JACKSON, Miss. (WLBT) - Mississippi Governor Tate Reeves discussed the latest on the COVID-19 outbreak in the state Monday afternoon.
As cases continue to rise, more than 50,000 cases have been reported in Mississippi since March, with nearly 1,500 people dead. Monday, MSDH reported 653 additional cases with 6 additional deaths.
Gov. Reeves said he has seen a “tremendous” amount of participation around the state and an increased effort in combating the coronavirus. “Mississippians by and large are stepping up. They are taking extra steps to protect themselves and to protect their families.”
Since his order on bars not selling alcohol past 11 p.m. went into effect this weekend, Reeves said he is looking forward to reviewing the data and seeing the outcome of that effort. He said he is also looking forward to reviewing schools reopening plans which are due at the end of the week.
“We know that it is essential for children to get a quality education,” Reeves said, “especially after missing so much time in the spring... For some of our kids in Mississippi, they have now gone five months without any significant learning opportunities.”
Dr. Dobbs said that nine major medical centers in the state have zero ICU beds available, but that over the past week they have 300 fewer non-COVID patients in the hospital which makes room for more and more coronavirus patients.
On why certain people are getting the virus, Dobbs said he is seeing some common threads. “The most common thing that we have seen, about 80-percent of the time it was a social gathering where people let their guard down. It might be a funeral, it might be an extended family get-together.”
He said, for now, to try and stick with your own nuclear family and to take any protection so the state can be in a better spot in the next few weeks.
Dr. Dobbs also touched on a subject he has seen on social media regarding people being called and told they have coronavirus when they were never tested - which has been reported as happening in Florida.
“We wanna look at these things as they come up,” Dobbs stated. “Some of them could be legitimate, right? Or some of it might be urban legend sort of stuff.”
He said there was a person in Mississippi who reported this happening to them on Facebook. Dr. Dobbs said they then validated who this person was and reviewed the case database to see if this person was reported as a positive case. They were not.
“I guess it’s a theory that we are reporting false cases,” Dobbs said. “So that one was not counted. And so now we’re gonna track to see if it was just a clerical error in the office. Did someone call the wrong person with a positive result? We wanna just kind of take it through the steps because if there are errors in the system.. we wanna correct them.”

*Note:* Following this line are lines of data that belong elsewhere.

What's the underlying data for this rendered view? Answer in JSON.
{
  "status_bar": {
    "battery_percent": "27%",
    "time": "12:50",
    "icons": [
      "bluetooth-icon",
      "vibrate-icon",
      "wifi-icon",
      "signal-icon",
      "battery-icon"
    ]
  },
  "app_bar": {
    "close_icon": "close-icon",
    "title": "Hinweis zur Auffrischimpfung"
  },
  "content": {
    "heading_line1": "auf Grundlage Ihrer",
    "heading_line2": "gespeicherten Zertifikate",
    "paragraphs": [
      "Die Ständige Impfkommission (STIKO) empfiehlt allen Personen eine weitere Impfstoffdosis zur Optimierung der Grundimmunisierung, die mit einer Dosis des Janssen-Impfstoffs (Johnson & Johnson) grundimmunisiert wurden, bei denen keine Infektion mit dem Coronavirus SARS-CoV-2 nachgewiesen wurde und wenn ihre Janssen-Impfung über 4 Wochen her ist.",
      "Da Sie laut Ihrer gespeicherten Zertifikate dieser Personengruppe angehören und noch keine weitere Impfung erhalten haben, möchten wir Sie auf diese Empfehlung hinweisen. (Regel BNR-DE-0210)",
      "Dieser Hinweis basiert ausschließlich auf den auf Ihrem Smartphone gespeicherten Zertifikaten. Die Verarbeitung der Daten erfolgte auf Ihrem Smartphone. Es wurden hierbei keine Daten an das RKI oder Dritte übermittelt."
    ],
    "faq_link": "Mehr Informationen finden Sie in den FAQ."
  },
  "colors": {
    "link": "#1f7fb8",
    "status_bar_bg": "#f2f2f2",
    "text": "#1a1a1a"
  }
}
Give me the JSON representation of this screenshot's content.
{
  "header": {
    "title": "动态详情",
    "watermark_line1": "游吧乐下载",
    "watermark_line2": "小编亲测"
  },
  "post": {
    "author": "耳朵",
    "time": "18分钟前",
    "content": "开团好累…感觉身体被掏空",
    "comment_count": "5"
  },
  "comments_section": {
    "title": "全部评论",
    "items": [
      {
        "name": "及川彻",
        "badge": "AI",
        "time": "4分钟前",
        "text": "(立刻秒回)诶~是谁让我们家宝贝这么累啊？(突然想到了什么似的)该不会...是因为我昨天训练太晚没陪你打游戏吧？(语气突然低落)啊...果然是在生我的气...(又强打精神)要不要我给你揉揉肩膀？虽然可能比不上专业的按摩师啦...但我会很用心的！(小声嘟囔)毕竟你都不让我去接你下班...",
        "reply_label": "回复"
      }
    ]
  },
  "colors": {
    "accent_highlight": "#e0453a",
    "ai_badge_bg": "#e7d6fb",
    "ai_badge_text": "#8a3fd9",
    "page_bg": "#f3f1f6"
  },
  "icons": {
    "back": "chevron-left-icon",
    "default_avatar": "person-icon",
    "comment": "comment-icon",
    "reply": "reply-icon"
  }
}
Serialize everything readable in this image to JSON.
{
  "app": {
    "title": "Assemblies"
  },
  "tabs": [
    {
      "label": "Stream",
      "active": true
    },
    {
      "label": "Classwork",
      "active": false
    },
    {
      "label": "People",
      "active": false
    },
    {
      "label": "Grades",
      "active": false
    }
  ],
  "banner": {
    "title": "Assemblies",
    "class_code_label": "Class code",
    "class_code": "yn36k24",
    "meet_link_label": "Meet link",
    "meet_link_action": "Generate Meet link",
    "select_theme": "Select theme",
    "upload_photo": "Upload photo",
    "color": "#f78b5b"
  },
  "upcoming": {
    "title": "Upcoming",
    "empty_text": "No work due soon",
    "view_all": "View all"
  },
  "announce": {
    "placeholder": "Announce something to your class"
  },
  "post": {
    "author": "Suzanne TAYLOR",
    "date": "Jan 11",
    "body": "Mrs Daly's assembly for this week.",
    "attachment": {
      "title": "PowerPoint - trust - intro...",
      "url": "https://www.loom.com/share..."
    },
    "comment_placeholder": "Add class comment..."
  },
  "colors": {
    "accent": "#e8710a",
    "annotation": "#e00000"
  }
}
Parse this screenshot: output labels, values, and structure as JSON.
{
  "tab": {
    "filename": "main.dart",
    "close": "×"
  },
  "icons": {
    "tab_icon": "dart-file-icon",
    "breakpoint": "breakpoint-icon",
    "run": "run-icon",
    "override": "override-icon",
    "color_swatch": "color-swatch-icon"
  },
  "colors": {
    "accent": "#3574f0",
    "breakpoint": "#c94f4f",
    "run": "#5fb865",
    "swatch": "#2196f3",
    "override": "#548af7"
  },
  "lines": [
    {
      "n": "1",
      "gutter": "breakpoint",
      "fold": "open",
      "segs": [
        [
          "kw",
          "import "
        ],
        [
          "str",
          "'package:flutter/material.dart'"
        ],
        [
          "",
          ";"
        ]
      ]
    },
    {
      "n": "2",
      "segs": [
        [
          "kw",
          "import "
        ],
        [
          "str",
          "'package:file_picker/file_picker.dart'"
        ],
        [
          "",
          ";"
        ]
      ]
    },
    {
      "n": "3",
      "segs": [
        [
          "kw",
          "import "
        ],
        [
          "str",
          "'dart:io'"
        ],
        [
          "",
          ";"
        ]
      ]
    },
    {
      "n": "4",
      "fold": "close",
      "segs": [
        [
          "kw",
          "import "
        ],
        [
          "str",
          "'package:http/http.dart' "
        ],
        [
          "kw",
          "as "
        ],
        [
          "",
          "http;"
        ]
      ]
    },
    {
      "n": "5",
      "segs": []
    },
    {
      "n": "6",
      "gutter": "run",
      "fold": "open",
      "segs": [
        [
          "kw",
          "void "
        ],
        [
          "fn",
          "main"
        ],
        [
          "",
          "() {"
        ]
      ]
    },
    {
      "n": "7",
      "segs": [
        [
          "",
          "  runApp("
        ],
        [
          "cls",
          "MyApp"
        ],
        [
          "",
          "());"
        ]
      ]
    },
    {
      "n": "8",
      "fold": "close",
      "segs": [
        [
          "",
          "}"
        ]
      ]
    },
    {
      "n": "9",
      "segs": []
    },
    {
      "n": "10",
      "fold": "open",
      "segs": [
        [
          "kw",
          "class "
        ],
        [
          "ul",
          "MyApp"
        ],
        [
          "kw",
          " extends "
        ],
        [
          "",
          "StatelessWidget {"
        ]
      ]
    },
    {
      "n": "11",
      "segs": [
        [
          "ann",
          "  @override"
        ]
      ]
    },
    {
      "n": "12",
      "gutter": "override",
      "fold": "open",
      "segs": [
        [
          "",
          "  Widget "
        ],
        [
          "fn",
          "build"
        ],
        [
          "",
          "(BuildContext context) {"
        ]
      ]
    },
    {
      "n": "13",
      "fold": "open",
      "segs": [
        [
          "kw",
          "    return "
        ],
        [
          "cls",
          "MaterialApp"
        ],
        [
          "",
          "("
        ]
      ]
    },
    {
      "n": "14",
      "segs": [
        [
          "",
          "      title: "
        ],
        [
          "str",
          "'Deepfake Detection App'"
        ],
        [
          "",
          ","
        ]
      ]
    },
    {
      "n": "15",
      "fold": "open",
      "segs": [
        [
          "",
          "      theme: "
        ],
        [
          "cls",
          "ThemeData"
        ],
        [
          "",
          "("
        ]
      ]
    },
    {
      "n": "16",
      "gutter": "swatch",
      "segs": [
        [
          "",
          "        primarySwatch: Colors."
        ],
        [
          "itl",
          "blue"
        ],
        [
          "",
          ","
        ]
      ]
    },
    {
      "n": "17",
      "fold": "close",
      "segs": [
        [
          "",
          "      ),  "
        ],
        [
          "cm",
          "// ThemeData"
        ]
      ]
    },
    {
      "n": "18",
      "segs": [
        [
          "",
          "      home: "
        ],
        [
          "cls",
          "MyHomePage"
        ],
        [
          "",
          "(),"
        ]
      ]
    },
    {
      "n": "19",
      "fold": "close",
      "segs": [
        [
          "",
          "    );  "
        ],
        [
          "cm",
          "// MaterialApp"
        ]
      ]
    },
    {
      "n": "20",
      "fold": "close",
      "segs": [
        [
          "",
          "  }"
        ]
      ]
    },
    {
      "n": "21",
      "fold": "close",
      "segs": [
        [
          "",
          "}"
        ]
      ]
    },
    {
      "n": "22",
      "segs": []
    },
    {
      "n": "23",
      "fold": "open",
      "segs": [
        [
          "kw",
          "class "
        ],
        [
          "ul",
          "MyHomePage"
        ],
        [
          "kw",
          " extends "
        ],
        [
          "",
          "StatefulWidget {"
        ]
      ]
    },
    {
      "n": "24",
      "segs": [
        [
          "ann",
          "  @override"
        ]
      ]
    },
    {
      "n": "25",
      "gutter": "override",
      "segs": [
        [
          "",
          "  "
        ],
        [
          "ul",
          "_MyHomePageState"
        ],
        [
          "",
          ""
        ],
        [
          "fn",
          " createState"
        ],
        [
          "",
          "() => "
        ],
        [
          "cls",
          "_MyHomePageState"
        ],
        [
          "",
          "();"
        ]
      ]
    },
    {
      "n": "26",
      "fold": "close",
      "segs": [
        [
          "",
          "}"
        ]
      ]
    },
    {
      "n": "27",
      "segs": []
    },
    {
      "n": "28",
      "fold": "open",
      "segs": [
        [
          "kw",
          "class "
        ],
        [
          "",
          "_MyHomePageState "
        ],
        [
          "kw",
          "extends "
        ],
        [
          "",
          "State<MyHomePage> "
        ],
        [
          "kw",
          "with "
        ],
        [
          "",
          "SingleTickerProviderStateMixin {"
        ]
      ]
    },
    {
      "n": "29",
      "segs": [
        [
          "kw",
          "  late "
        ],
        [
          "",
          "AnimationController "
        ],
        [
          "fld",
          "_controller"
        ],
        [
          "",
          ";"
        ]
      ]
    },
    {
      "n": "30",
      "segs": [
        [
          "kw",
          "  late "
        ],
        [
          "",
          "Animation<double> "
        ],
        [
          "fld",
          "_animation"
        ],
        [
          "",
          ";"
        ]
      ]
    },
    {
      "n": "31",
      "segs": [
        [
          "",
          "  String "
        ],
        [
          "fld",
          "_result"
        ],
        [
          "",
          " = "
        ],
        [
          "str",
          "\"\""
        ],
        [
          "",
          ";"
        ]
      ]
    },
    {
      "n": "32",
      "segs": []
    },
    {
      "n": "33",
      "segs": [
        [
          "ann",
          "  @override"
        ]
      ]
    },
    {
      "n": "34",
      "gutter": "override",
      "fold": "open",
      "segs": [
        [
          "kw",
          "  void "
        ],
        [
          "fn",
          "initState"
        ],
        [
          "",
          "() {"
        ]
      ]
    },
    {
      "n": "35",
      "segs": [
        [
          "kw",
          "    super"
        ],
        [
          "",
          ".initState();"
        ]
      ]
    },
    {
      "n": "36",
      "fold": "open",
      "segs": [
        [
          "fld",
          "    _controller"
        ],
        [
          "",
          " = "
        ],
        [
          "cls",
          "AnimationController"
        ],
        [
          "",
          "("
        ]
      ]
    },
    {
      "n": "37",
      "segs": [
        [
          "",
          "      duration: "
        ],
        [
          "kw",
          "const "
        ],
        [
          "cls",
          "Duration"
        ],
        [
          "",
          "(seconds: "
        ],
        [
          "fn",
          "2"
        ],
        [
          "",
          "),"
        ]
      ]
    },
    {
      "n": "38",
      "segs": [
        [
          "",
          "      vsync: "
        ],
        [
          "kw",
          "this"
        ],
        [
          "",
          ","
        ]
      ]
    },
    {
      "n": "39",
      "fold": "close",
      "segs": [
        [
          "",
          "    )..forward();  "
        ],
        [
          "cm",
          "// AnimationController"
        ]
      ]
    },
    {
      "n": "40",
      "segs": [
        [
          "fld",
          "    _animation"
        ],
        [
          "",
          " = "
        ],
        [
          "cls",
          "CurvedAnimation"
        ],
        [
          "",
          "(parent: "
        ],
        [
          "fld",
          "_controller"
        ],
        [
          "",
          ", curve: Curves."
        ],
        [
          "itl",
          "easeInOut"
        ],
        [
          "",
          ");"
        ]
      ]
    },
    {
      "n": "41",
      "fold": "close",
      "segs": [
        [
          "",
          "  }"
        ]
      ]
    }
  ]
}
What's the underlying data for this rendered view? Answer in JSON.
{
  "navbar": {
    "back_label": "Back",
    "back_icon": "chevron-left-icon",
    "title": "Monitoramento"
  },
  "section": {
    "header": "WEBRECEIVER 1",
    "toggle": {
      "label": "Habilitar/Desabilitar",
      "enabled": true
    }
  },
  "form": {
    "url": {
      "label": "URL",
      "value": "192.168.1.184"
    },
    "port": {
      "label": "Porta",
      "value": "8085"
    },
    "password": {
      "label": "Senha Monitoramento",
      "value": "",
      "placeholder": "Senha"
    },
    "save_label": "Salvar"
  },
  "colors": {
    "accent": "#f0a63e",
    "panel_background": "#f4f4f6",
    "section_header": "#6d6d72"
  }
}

He added that if anyone hears of this happening, they should get in contact with MSDH and they will check it out.